|International Classification||H05K7/20, G02B6/42, G02B6/36, H04B10/00, G02B6/12|
|Cooperative Classification||G02B6/4256, G02B6/4269, G02B6/4201, G02B6/4246|
|European Classification||G02B6/42C6, G02B6/42C|
|Jan 20, 2004||AS||Assignment|
Owner name: INFINEON TECHNOLOGIES NORTH AMERICA CORP., CALIFOR
Free format text: ASSIGNMENT OF ASSIGNORS INTEREST;ASSIGNOR:LARSON, ERIC R.;REEL/FRAME:014915/0025
Effective date: 20040116
|Mar 31, 2004||AS||Assignment|
Owner name: INFINEON TECHNOLOGIES AG, GERMANY
Free format text: ASSIGNMENT OF ASSIGNORS INTEREST;ASSIGNOR:INFINEON TECHNOLOGIES NORTH AMERICA CORP.;REEL/FRAME:014478/0758
Effective date: 20040331
|Apr 5, 2006||AS||Assignment|
Owner name: FINISAR CORPORATION, CALIFORNIA
Free format text: ASSIGNMENT OF ASSIGNORS INTEREST;ASSIGNOR:INFINEON TECHNOLOGIES AG;REEL/FRAME:017425/0874
Effective date: 20060321
Owner name: FINISAR CORPORATION,CALIFORNIA
Free format text: ASSIGNMENT OF ASSIGNORS INTEREST;ASSIGNOR:INFINEON TECHNOLOGIES AG;REEL/FRAME:017425/0874
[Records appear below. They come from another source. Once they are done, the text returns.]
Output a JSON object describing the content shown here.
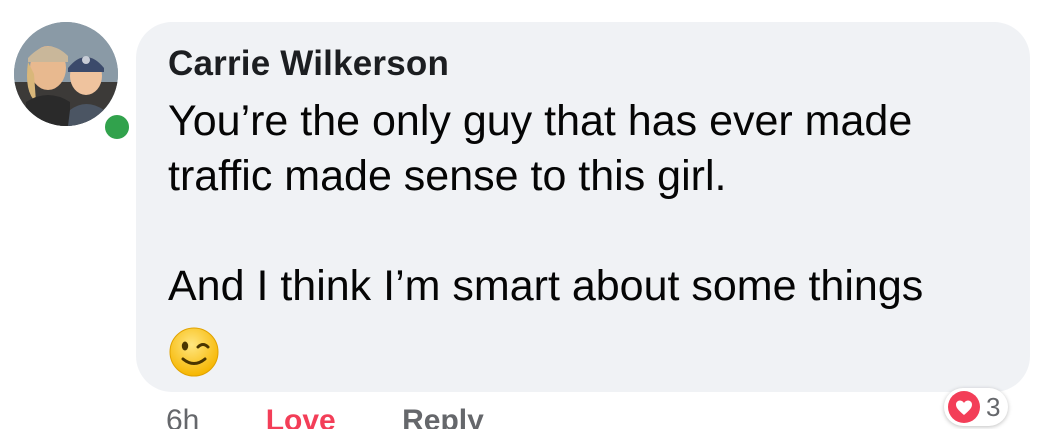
{
  "comment": {
    "author": "Carrie Wilkerson",
    "lines": [
      "You’re the only guy that has ever made",
      "traffic made sense to this girl."
    ],
    "lines2": [
      "And I think I’m smart about some things"
    ],
    "emoji": "winking-face-emoji",
    "online": true
  },
  "actions": {
    "time": "6h",
    "love_label": "Love",
    "reply_label": "Reply"
  },
  "reaction": {
    "icon": "love-heart-icon",
    "count": "3"
  },
  "colors": {
    "bubble": "#f0f2f5",
    "online": "#31a24c",
    "love": "#f33e58",
    "secondary_text": "#65676b"
  }
}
Effective date: 20060321
|Jul 20, 2010||CC||Certificate of correction|
|Jun 13, 2011||FPAY||Fee payment|
Year of fee payment: 4
|Jun 11, 2015||FPAY||Fee payment|
Year of fee payment: 8